The pioneers behind the tiny tech trend that’s revolutionized electronics just earned one of the highest honors in their field. The 2020 Charles Stark Draper Prize for Engineering, endowed by Draper and awarded every two years by the National Academy of Engineering (NAE), will be given to Jean Fréchet and C. Grant Willson at a Feb. 19 ceremony.
The NAE says Fréchet and Willson earned the award for inventing a material that makes possible the minute structures that make up today’s semiconductor devices. Just as important is a new form of manufacturing that grew out of their work.
Fréchet and Willson developed a light-sensitive material that makes the polymer layer more sensitive to light, enabling manufacturers to fit more onto computer chips. Today, their discovery of a chemically amplified resist polymer is used to manufacture nearly all of the memory cards and microprocessors in the world.
Engineers continue to benefit from the inventors’ discovery, said Mark Mescher of Draper. “The ability to pattern nanoscale features makes possible the development of a wide spectrum of technologies. Examples are all around us, including its impact on biomaterials, 3D printing and additive manufacturing, wafer fabrication and chemical and electrochemical materials.”
Mescher leads the Materials and Devices Division at Draper, which has developed patented technologies in sensors, atomic clocks, photonics, microfluidics, reactive materials and thermoelectrics.
The strongest customer interest for technology that’s built at the submicron level is for electronics, photonics, biotechnology and newer areas such as driverless cars, he said.
Fréchet is an expert in polymers, well known for his work on dendrimers, separation media, polymer therapeutics and other technologies. Willson is a professor of chemical engineering and chemistry at the University of Texas at Austin, where he focuses on the design and synthesis of functional organic materials with emphasis on organic materials for microelectronics.
The Draper Prize was established and endowed in 1988 at the request of Draper to honor the memory of “Doc” Draper, the father of inertial navigation, and to increase public understanding of the contributions of engineering and technology.

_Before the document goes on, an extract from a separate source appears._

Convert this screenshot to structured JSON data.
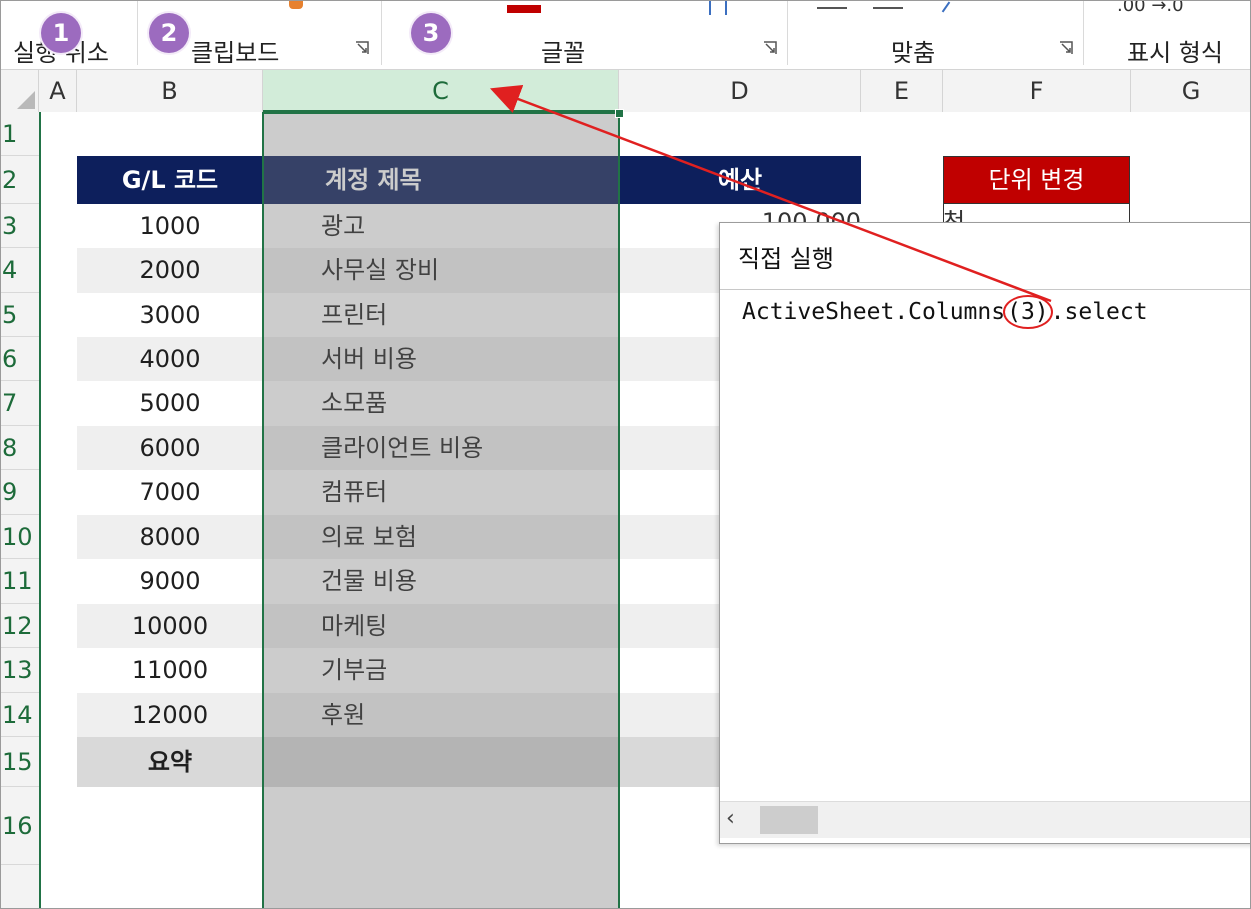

Recognized as one of the world’s preeminent awards for engineering achievement, the Charles Stark Draper Prize for Engineering honors an engineer whose accomplishment has significantly impacted society by improving the quality of life, providing the ability to live freely and comfortably and permitting the access to information. This year’s recipients will split the $500,000 cash award.